Across the US automotive industry, car inventories are rising. Maybe it’s not surprising, then, that FCA will be idling several plants to cut production.

Though there’s been no official announcement, union reps said that the Windsor minivan plant would take an extra two weeks of vacation. As an aside, a Chrysler-branded, Pacifica-based crossover has long been rumored for that plant, “when Caravan production ends.” Caravan sales are still higher than Pacifica’s; hopefully FCA will dive in with the new model before they completely shut down the Caravan.

On the lighter side, the Windsor plant, according to our sources, has increased its World Class Manufacturing score by two points. It’s now tied for second place in North America with Toledo Assembly (Jeep Wrangler), at 67 points; the top North American plant is Dundee Engine (four-cylinders), with 68 points. Windsor was also the first plant in North America to score four points in the Quality and Customer Safety pillar.

The company has officially announced that the Brampton and Warren Truck plants will close from January 2 to January 12.  Brampton makes the company’s large cars, whose sales have only been mildly lower than year-to-date in 2017; and Warren makes the Ram 1500 Classic, the prior-generation pickups. Warren is due for a refurbishment and then new product—the Jeep Wagoneer and possibly a related Chrysler or Dodge full-size SUV (some believe the Durango will move to the new platform, and be replaced by a three-row Grand Cherokee, possibly named Grander Cherokee or Gran Grand Cherokee, or perhaps Ultra Cherokee).

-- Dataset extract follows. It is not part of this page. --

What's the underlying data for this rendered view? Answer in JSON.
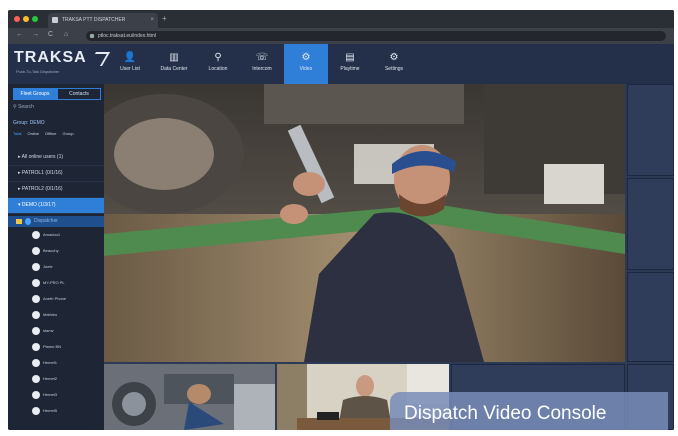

The Wrangler and Grand Cherokee/Durango plants will run over the winter break, but will be idled in January for maintenance and, in some cases, to prepare for new product. Sterling Heights, the new Ram plant, will also be idled from January 2 to January 12, but this is said to be for maintenance and future-model preparation, rather than for inventory adjustment.